All entries below are to be reproduced exactly.

------ Provided records ------

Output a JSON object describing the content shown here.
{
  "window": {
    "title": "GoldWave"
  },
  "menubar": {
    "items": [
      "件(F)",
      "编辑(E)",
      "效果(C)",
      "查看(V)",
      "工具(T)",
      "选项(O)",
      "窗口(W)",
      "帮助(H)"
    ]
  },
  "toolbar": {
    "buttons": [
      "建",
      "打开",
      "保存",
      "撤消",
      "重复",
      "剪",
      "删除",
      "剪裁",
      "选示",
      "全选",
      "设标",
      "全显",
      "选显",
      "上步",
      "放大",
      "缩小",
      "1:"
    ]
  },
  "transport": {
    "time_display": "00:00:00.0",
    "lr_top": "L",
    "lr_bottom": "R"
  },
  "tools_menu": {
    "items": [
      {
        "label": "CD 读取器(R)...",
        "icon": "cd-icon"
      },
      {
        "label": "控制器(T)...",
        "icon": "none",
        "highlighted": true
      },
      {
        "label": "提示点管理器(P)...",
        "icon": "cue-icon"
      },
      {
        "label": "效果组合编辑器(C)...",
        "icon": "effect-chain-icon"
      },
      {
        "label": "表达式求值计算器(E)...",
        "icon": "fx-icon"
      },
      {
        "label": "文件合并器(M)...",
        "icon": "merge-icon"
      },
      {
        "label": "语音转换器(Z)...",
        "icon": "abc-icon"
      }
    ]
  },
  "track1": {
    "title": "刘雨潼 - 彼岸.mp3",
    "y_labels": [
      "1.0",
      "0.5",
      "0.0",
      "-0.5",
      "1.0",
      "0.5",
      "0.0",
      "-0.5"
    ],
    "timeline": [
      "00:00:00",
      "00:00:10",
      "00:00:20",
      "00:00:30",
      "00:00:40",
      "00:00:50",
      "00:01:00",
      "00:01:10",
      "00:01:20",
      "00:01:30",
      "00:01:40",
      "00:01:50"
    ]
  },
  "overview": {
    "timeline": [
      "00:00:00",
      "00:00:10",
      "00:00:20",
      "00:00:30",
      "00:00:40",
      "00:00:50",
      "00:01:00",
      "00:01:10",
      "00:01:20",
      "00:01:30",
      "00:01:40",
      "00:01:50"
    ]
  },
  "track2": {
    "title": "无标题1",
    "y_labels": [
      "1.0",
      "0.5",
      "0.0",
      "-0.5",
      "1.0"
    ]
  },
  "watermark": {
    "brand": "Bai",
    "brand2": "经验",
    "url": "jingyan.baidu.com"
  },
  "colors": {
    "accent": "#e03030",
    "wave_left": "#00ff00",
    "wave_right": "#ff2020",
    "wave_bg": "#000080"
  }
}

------

Result:
Output a JSON object describing the content shown here.
{
  "window": {
    "title": "GoldWave"
  },
  "menubar": {
    "items": [
      "件(F)",
      "编辑(E)",
      "效果(C)",
      "查看(V)",
      "工具(T)",
      "选项(O)",
      "窗口(W)",
      "帮助(H)"
    ]
  },
  "toolbar": {
    "buttons": [
      "建",
      "打开",
      "保存",
      "撤消",
      "重复",
      "剪",
      "删除",
      "剪裁",
      "选示",
      "全选",
      "设标",
      "全显",
      "选显",
      "上步",
      "放大",
      "缩小",
      "1:"
    ]
  },
  "transport": {
    "time_display": "00:00:00.0",
    "lr_top": "L",
    "lr_bottom": "R"
  },
  "tools_menu": {
    "items": [
      {
        "label": "CD 读取器(R)...",
        "icon": "cd-icon"
      },
      {
        "label": "控制器(T)...",
        "icon": "none",
        "highlighted": true
      },
      {
        "label": "提示点管理器(P)...",
        "icon": "cue-icon"
      },
      {
        "label": "效果组合编辑器(C)...",
        "icon": "effect-chain-icon"
      },
      {
        "label": "表达式求值计算器(E)...",
        "icon": "fx-icon"
      },
      {
        "label": "文件合并器(M)...",
        "icon": "merge-icon"
      },
      {
        "label": "语音转换器(Z)...",
        "icon": "abc-icon"
      }
    ]
  },
  "track1": {
    "title": "刘雨潼 - 彼岸.mp3",
    "y_labels": [
      "1.0",
      "0.5",
      "0.0",
      "-0.5",
      "1.0",
      "0.5",
      "0.0",
      "-0.5"
    ],
    "timeline": [
      "00:00:00",
      "00:00:10",
      "00:00:20",
      "00:00:30",
      "00:00:40",
      "00:00:50",
      "00:01:00",
      "00:01:10",
      "00:01:20",
      "00:01:30",
      "00:01:40",
      "00:01:50"
    ]
  },
  "overview": {
    "timeline": [
      "00:00:00",
      "00:00:10",
      "00:00:20",
      "00:00:30",
      "00:00:40",
      "00:00:50",
      "00:01:00",
      "00:01:10",
      "00:01:20",
      "00:01:30",
      "00:01:40",
      "00:01:50"
    ]
  },
  "track2": {
    "title": "无标题1",
    "y_labels": [
      "1.0",
      "0.5",
      "0.0",
      "-0.5",
      "1.0"
    ]
  },
  "watermark": {
    "brand": "Bai",
    "brand2": "经验",
    "url": "jingyan.baidu.com"
  },
  "colors": {
    "accent": "#e03030",
    "wave_left": "#00ff00",
    "wave_right": "#ff2020",
    "wave_bg": "#000080"
  }
}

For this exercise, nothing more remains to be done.